▶ Activity: Reproduce all of the data, making sure that no line differs from the original.

** Information provided follows **

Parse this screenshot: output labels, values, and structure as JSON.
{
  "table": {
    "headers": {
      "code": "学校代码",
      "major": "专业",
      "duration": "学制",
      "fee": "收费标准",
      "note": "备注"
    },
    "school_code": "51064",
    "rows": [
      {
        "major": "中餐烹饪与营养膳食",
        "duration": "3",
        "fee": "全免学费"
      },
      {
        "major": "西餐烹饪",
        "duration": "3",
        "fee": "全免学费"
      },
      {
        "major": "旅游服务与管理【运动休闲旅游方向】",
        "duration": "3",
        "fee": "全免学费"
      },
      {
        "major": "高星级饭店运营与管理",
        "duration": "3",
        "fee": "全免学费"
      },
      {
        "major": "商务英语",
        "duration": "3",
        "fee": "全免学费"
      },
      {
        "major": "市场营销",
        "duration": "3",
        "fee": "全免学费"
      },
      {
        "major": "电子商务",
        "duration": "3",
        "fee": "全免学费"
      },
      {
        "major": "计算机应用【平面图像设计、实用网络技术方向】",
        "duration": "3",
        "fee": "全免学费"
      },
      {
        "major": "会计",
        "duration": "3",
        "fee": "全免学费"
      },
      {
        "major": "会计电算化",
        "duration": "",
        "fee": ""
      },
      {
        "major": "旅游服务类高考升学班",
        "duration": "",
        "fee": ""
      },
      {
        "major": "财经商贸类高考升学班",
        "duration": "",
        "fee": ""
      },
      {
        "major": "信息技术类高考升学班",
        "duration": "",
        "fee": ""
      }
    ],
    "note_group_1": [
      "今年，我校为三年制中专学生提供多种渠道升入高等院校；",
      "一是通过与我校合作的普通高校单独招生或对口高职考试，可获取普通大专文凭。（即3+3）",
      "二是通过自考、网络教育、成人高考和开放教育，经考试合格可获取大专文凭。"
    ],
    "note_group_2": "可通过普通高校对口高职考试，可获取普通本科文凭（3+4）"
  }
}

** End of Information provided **

▶ Written answer:
Parse this screenshot: output labels, values, and structure as JSON.
{
  "table": {
    "headers": {
      "code": "学校代码",
      "major": "专业",
      "duration": "学制",
      "fee": "收费标准",
      "note": "备注"
    },
    "school_code": "51064",
    "rows": [
      {
        "major": "中餐烹饪与营养膳食",
        "duration": "3",
        "fee": "全免学费"
      },
      {
        "major": "西餐烹饪",
        "duration": "3",
        "fee": "全免学费"
      },
      {
        "major": "旅游服务与管理【运动休闲旅游方向】",
        "duration": "3",
        "fee": "全免学费"
      },
      {
        "major": "高星级饭店运营与管理",
        "duration": "3",
        "fee": "全免学费"
      },
      {
        "major": "商务英语",
        "duration": "3",
        "fee": "全免学费"
      },
      {
        "major": "市场营销",
        "duration": "3",
        "fee": "全免学费"
      },
      {
        "major": "电子商务",
        "duration": "3",
        "fee": "全免学费"
      },
      {
        "major": "计算机应用【平面图像设计、实用网络技术方向】",
        "duration": "3",
        "fee": "全免学费"
      },
      {
        "major": "会计",
        "duration": "3",
        "fee": "全免学费"
      },
      {
        "major": "会计电算化",
        "duration": "",
        "fee": ""
      },
      {
        "major": "旅游服务类高考升学班",
        "duration": "",
        "fee": ""
      },
      {
        "major": "财经商贸类高考升学班",
        "duration": "",
        "fee": ""
      },
      {
        "major": "信息技术类高考升学班",
        "duration": "",
        "fee": ""
      }
    ],
    "note_group_1": [
      "今年，我校为三年制中专学生提供多种渠道升入高等院校；",
      "一是通过与我校合作的普通高校单独招生或对口高职考试，可获取普通大专文凭。（即3+3）",
      "二是通过自考、网络教育、成人高考和开放教育，经考试合格可获取大专文凭。"
    ],
    "note_group_2": "可通过普通高校对口高职考试，可获取普通本科文凭（3+4）"
  }
}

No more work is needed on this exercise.